I've not been blogging much lately -- though the reason for my slowdown is a matter for another day. Tonight, as I was describing to friend what had been happening in my life the last couple of months, I realized that I had the makings for a good blog entry, one that would cure my blogging drought.
My name is Raymond Yee, and I am a half.com/ebay addict.
As with many addictions, it all started innocently enough. In August, I wrote about giving my books away to people who could make good use of them. Around that time, one of my housemates told me about half.com (which was owned by ebay), where he was selling off his books. I had never sold anything on ebay but had bought a CD-ROM and a computer cable on that site. I knew how popular the company had become through creating essentially the world's largest garage sale. But I have never been a fan of flea markets. Moreover, I had never sold any of my books, accumulating them as I go. But being the Web geek that I am, I was always up for trying out something new on the internet -- and placed one of my old physics books up for sale on half.com.
Nothing happened for weeks until one night, I got email from half.com. "Funny", I thought. "I didn't buy anything there -- why am I getting email?" Well, it was a message saying that someone had bought my book! The rush that came from having someone out who I will likely never meet be willing to pay much more for an old book that I ever imagined getting for it laid the foundation for my addictive ruin. These books that I had been planning to just give away (to worthy folks, of course) had monetary value that wasn't that difficult to extract.

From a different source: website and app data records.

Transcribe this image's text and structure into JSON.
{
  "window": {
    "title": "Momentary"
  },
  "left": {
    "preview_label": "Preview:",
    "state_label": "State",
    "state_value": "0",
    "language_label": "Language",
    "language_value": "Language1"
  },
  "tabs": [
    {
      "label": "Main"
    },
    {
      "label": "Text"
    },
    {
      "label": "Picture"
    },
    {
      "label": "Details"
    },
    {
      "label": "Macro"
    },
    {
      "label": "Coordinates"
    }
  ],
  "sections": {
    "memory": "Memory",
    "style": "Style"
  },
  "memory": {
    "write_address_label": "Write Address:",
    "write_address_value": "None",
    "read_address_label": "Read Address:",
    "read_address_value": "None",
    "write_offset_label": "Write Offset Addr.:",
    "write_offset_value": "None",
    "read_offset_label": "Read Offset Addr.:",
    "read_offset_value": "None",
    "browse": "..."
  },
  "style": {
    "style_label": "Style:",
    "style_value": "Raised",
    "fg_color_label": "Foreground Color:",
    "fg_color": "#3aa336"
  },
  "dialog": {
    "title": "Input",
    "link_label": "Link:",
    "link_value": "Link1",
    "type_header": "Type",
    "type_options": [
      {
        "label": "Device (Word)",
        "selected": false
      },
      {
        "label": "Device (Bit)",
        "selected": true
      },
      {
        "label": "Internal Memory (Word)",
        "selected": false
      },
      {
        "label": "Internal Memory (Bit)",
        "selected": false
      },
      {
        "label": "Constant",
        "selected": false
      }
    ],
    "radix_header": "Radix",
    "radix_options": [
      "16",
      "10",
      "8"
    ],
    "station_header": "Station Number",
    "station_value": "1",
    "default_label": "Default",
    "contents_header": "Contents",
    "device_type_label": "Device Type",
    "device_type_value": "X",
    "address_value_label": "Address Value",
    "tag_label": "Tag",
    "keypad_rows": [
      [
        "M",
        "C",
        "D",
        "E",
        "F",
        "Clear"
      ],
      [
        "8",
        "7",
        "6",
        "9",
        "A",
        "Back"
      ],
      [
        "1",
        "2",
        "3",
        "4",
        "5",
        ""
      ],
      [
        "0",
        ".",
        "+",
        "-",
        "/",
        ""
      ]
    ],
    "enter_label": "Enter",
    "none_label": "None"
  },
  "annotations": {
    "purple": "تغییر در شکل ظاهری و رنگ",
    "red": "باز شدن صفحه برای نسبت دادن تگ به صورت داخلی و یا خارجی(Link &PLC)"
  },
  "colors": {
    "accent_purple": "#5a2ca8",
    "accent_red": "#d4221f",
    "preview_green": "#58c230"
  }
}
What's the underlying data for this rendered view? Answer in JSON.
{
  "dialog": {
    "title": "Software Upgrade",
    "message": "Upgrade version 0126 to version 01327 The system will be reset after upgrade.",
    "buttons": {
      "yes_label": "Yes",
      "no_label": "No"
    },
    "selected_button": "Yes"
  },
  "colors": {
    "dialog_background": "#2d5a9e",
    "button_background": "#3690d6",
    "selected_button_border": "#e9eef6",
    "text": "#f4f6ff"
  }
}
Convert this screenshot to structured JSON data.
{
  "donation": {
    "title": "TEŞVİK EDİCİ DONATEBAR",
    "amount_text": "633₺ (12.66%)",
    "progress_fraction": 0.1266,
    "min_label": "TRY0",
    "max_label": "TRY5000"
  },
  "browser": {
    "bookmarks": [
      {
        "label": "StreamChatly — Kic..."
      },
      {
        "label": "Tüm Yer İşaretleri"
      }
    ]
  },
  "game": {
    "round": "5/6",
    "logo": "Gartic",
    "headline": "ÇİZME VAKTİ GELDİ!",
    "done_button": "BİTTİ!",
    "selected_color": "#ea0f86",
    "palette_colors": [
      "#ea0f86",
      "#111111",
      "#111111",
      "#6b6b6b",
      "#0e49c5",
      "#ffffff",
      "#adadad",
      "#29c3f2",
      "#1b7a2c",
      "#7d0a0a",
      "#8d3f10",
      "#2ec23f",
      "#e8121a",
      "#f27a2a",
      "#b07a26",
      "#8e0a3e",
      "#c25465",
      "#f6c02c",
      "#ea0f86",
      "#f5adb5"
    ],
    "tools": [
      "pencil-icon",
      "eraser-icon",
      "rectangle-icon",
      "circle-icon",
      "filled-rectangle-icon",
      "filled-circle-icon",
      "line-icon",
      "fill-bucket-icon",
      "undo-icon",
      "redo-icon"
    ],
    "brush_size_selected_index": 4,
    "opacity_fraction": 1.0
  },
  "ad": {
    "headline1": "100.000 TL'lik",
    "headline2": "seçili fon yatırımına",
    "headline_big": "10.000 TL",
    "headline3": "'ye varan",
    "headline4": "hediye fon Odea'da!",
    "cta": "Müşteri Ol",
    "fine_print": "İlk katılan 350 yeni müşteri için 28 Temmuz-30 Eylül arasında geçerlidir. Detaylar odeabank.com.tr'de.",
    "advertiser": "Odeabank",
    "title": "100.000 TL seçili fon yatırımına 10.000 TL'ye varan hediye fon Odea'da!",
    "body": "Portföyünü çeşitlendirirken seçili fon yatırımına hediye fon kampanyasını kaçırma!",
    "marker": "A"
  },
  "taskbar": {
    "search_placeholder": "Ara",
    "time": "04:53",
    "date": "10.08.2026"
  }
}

I packaged up the book, made my way to the post office a couple of days later, and sent it off. I should be seeing the $30 I was paid soon. I guess that I hadn't lost that much money from the purchase. Sure, I probably shouldn't have bought the book in the first place. I had a soft spot for advanced physics and math and computer texts -- and I tried to steer myself away from those dens of iniquity (a.k.a. bookstores) where I knew I'd succumb to temptation. I even had told myself that the real costs of the books weren't the list price of the books -- but the 100-200 hours (and that's optimistic) it would take to master the materials of the books -- and hence, the real question at stake was whether I had scheduled that time into my life by buying the book. (Of course, I hadn't!)
But now, half.com redeems some of my experience -- at least partially. It seems that the resale value of physics books is fairly high -- or at least much higher than what I had naively believed it to be. I can't imagine getting that much money from the used bookstores around campus. Still, as I packaged up the third book that I've sold in the last couple of weeks, I could not help noticing that the only marks in the book was my own name. I had been living a fantasy that I would become a master of solid state physics by buying the book. Slowly, I struggle to give up that illusion. When I was a Ph.D. student in biophysics, working for a theoretical chemists, at the peak of my scientific "prowess" (such as it was), I couldn't find the time and energy to master arcane topics like the condensed matter physics of complex fluids. Over seven years later, with my mind immersed in totally different fields (which I find overwhelming enough), what chance do I have to study physics seriously? The time has come and gone -- and yes, I am flourishing quite well, thank you very much, without physics. (When I was a kid, I never imagined that I would be happy without math and physics being at the center of my life....)
So I'm on a tear to sell off most of my books. My current inventory is around twenty books. I can see placing dozens more books before I'm done. I surprised myself this morning by using the repricing mode on the books. How much time should I be spending tweaking my selling price for various books? My housemate's strategy has been to sell his books at cut rate prices. When I started with half.com, I thought that I would use the same procedure. Now I am trying to squeeze some more dollars out of my inventory.
Odd, isn't it?